What people are not putting enough stock into; however, are the potential long term consequences that come from this type of drinking. The Journal of the American College of Cardiology recently released a report indicating that problem drinking may damage the heart on a long term scale.
Heavy drinking can weaken the heart muscle, which causes a condition known as alcoholic cardiomyopathy. When the heart muscle weakens, it stretches and is then not capable of contracting properly. When it cannot contract effectively, then it cannot pump a sufficient amount of blood to nourish the body’s many organs. This shortage in blood flow may cause severe tissue and organ damage over time.
- Shortness of Breath
- Swelling in the Legs and Feet
- Breathing Difficulties
- Irregular Heartbeat
Both long term drinking and short-term binge drinking can affect the way that the heart beats. The heart relies heavily on an internal pacemaker system that allows it to pump in a consistent manner. Alcohol is capable of disrupting this system, causing the heart to beat irregularly. The name for this heart rate abnormality is arrhythmia. When a person drinks to excess, especially someone who does not typically rink, this can trigger an arrhythmia. Over the long term, these heart irregularities can add up, causing changes in the electrical impulses of the heart.
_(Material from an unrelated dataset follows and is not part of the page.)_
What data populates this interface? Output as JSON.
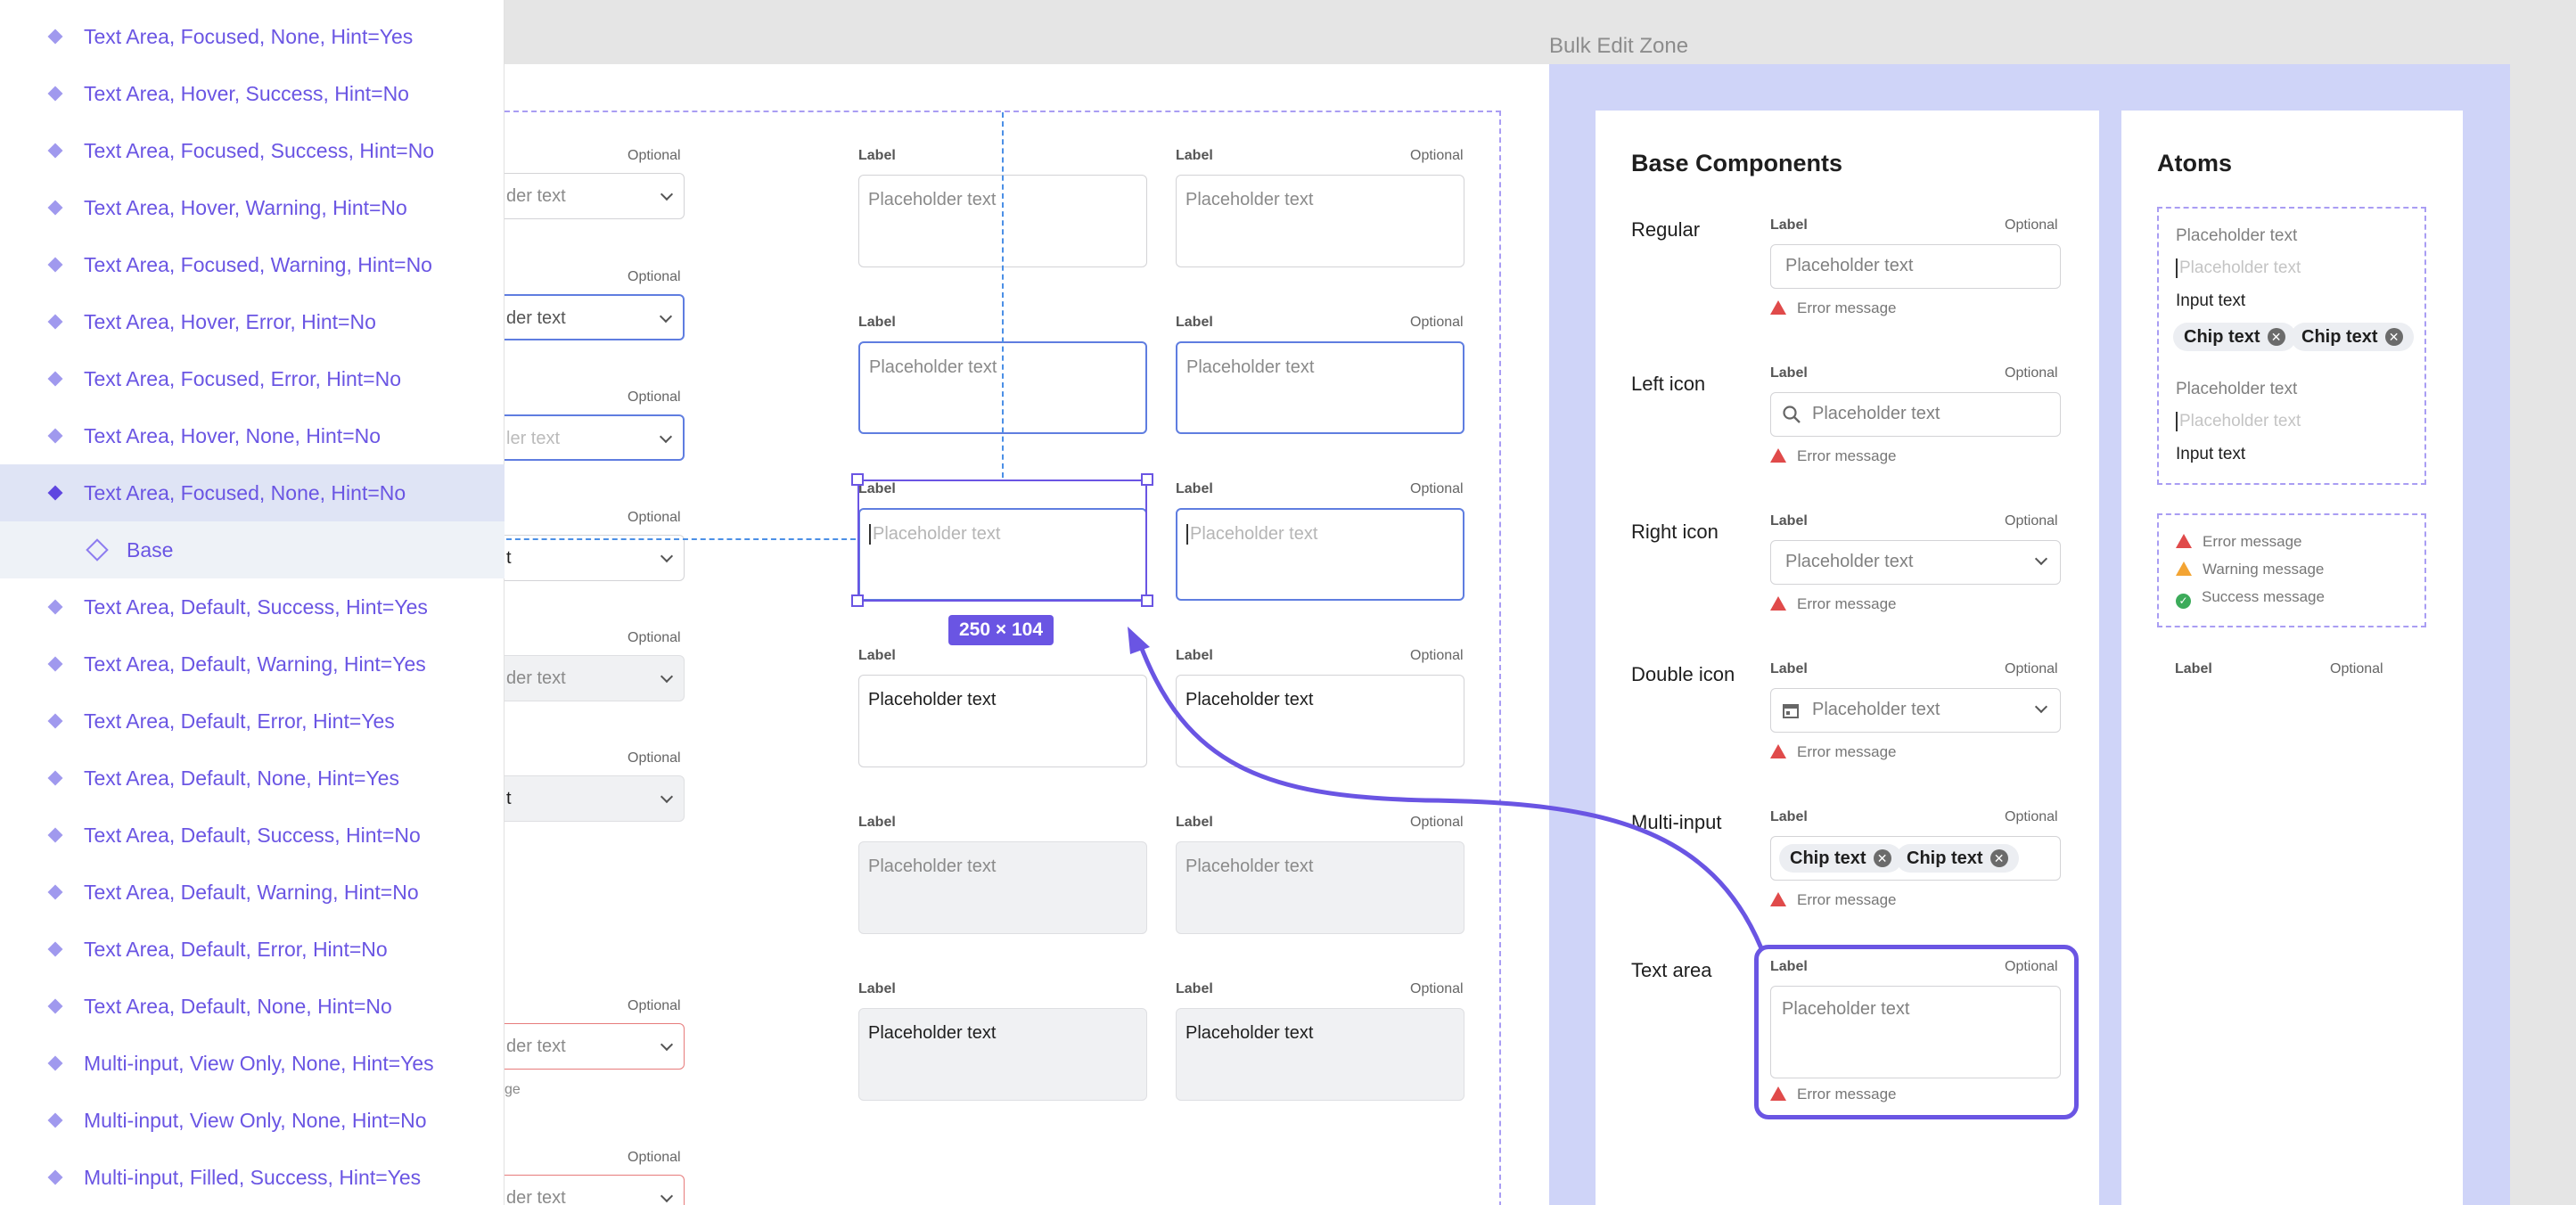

Additionally, binge drinking can lead to a stroke even in someone who does not have coronary heart disease. There have been recent studies which have shown that a person who engages in binge drinking is approximately 56 percent more likely to suffer an ischemic stroke within ten years as opposed to someone who does not binge drink. People who engage in binge drinking are also 39 percent more likely to suffer from any form of stroke as compared to people who do not.
Additionally, alcohol can exacerbate the health issues that lead to strokes, such as cardiomyopathy, arrhythmia and hypertension. Chronic use of alcohol as well as binge drinking cans both cause hypertension as well, which is characterized by high blood pressure. The blood pressure is a measurement of how much pressure the heart is creating every time it beats as well as how much pressure is in the arteries and veins. Consuming alcohol in a heavy manner can trigger the release of stress hormones that may constrict the blood vessels, and this can artificially elevate the blood pressure. Alcohol can also affect how the muscles located within the blood vessels are able to function, and this can cause them to constrict which results in elevated blood pressure.
The bottom line is that drinking is not good for the heart beyond the recommended amount of alcohol. If you are binge drinking or engaging in chronic drinking, then the odds are good that you are causing damage to your heart. This damage can cause more health issues over time, which can even be fatal when left unchecked. If you are struggling with problem drinking in any form, or full blown alcoholism, you need to seek help sooner rather than later. The right help is out there in the form of an alcoholism treatment program, you simply have to muster the courage to pick up the phone today.